Copy out each line of the material in which the word "this" can be found.

TASK DATA:

┄┄┄┄┄┄

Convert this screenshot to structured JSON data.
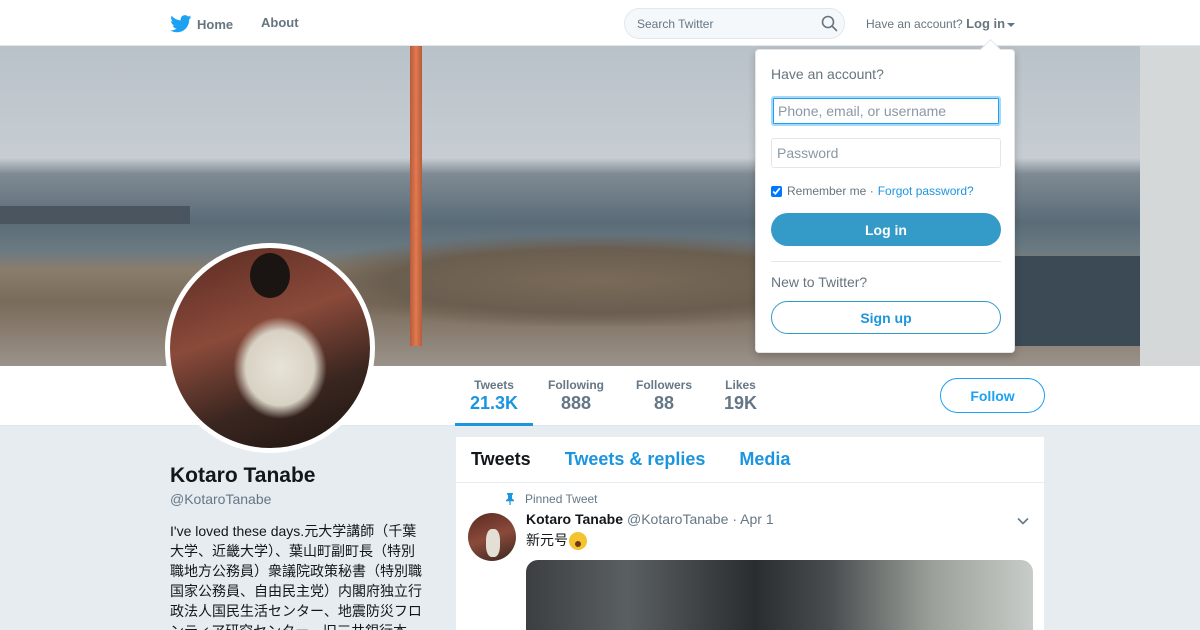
{
  "nav": {
    "home_label": "Home",
    "about_label": "About",
    "search_placeholder": "Search Twitter",
    "account_prompt": "Have an account?",
    "login_label": "Log in"
  },
  "profile": {
    "name": "Kotaro Tanabe",
    "handle": "@KotaroTanabe",
    "bio": "I've loved these days.元大学講師（千葉大学、近畿大学）、葉山町副町長（特別職地方公務員）衆議院政策秘書（特別職国家公務員、自由民主党）内閣府独立行政法人国民生活センター、地震防災フロンティア研究センター、旧三井銀行本",
    "follow_label": "Follow",
    "stats": [
      {
        "label": "Tweets",
        "value": "21.3K"
      },
      {
        "label": "Following",
        "value": "888"
      },
      {
        "label": "Followers",
        "value": "88"
      },
      {
        "label": "Likes",
        "value": "19K"
      }
    ]
  },
  "timeline": {
    "tabs": [
      "Tweets",
      "Tweets & replies",
      "Media"
    ],
    "pinned_label": "Pinned Tweet",
    "tweet": {
      "name": "Kotaro Tanabe",
      "handle": "@KotaroTanabe",
      "date": "· Apr 1",
      "text": "新元号"
    }
  },
  "login_dropdown": {
    "title": "Have an account?",
    "username_placeholder": "Phone, email, or username",
    "password_placeholder": "Password",
    "remember_label": "Remember me ·",
    "forgot_label": "Forgot password?",
    "login_button": "Log in",
    "new_label": "New to Twitter?",
    "signup_button": "Sign up"
  },
  "colors": {
    "brand": "#1da1f2",
    "link": "#1b95e0",
    "muted": "#657786"
  }
}
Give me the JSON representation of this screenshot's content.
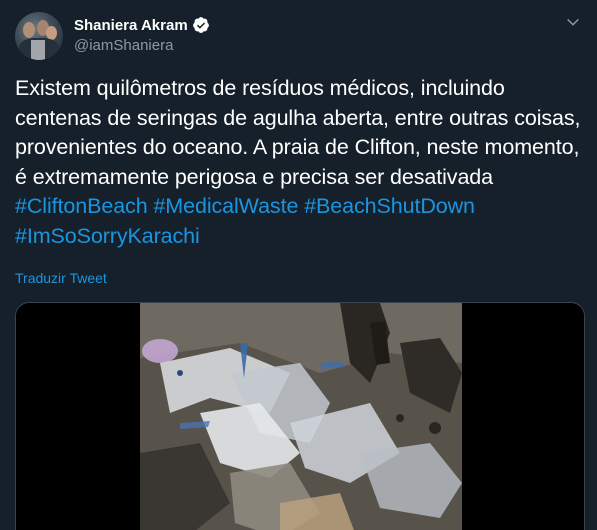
{
  "tweet": {
    "display_name": "Shaniera Akram",
    "handle": "@iamShaniera",
    "verified": true,
    "text_plain": "Existem quilômetros de resíduos médicos, incluindo centenas de seringas de agulha aberta, entre outras coisas, provenientes do oceano. A praia de Clifton, neste momento, é extremamente perigosa e precisa ser desativada ",
    "hashtags": [
      "#CliftonBeach",
      "#MedicalWaste",
      "#BeachShutDown",
      "#ImSoSorryKarachi"
    ],
    "translate_label": "Traduzir Tweet"
  },
  "icons": {
    "verified": "verified-badge-icon",
    "more": "chevron-down-icon"
  },
  "colors": {
    "background": "#15202b",
    "text": "#ffffff",
    "secondary": "#8899a6",
    "link": "#1b95e0",
    "border": "#38444d"
  }
}
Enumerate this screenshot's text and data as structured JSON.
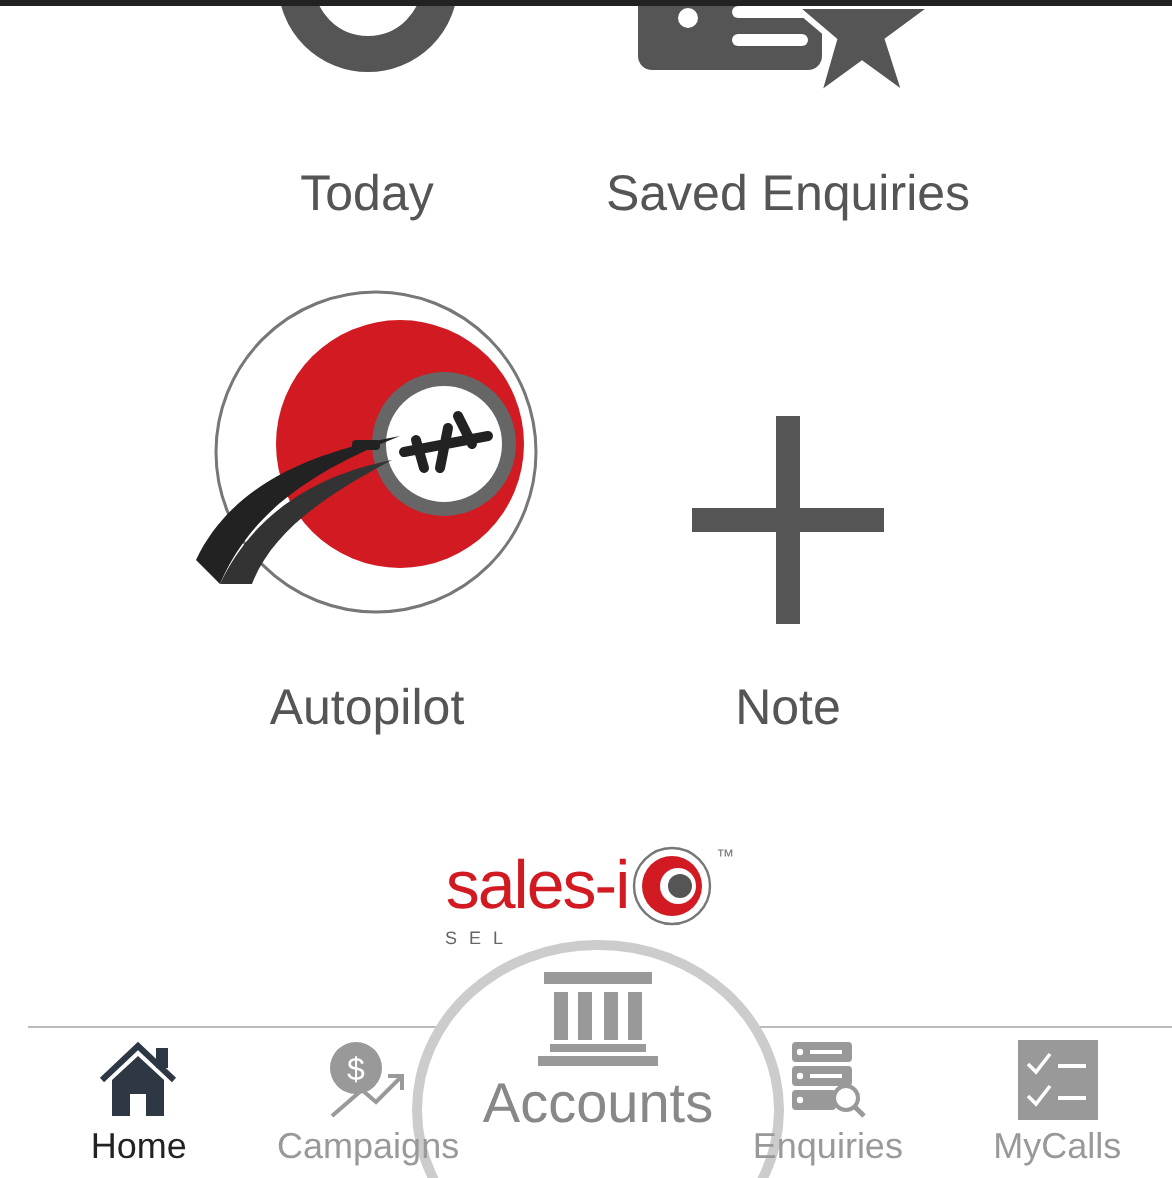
{
  "tiles": [
    {
      "label": "Today"
    },
    {
      "label": "Saved Enquiries"
    },
    {
      "label": "Autopilot"
    },
    {
      "label": "Note"
    }
  ],
  "logo": {
    "name": "sales-i",
    "tagline": "SEL",
    "trademark": "™"
  },
  "tabs": [
    {
      "label": "Home",
      "selected": true,
      "magnified": false
    },
    {
      "label": "Campaigns",
      "symbol": "$",
      "selected": false,
      "magnified": false
    },
    {
      "label": "Accounts",
      "selected": false,
      "magnified": true
    },
    {
      "label": "Enquiries",
      "selected": false,
      "magnified": false
    },
    {
      "label": "MyCalls",
      "selected": false,
      "magnified": false
    }
  ]
}
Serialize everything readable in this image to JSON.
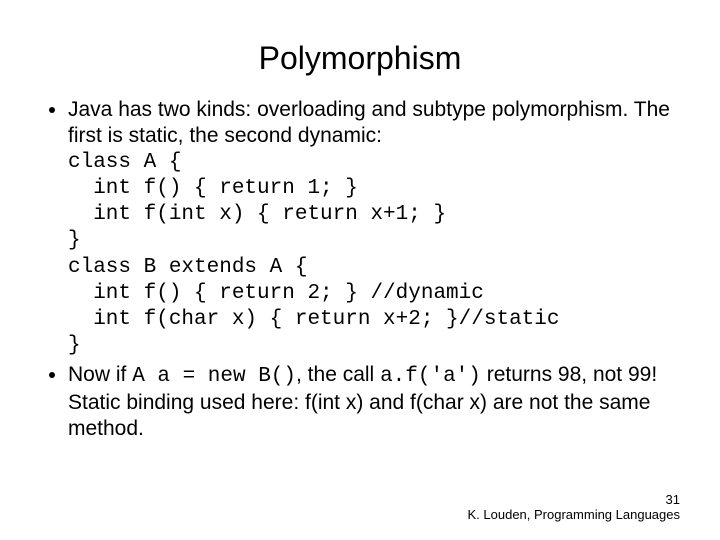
{
  "title": "Polymorphism",
  "bullet1_intro": "Java has two kinds: overloading and subtype polymorphism. The first is static, the second dynamic:",
  "code_block": "class A {\n  int f() { return 1; }\n  int f(int x) { return x+1; }\n}\nclass B extends A {\n  int f() { return 2; } //dynamic\n  int f(char x) { return x+2; }//static\n}",
  "bullet2_prefix": "Now if ",
  "bullet2_code1": "A a = new B()",
  "bullet2_mid1": ", the call ",
  "bullet2_code2": "a.f('a')",
  "bullet2_suffix": " returns 98, not 99! Static binding used here: f(int x) and f(char x) are not the same method.",
  "page_number": "31",
  "footer_author": "K. Louden, Programming Languages"
}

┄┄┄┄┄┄

PROBLEM SOLUTION:
Convert this screenshot to structured JSON data.
Give me the JSON representation of this screenshot's content.
Enumerate this screenshot's text and data as structured JSON.
Serialize everything readable in this image to JSON.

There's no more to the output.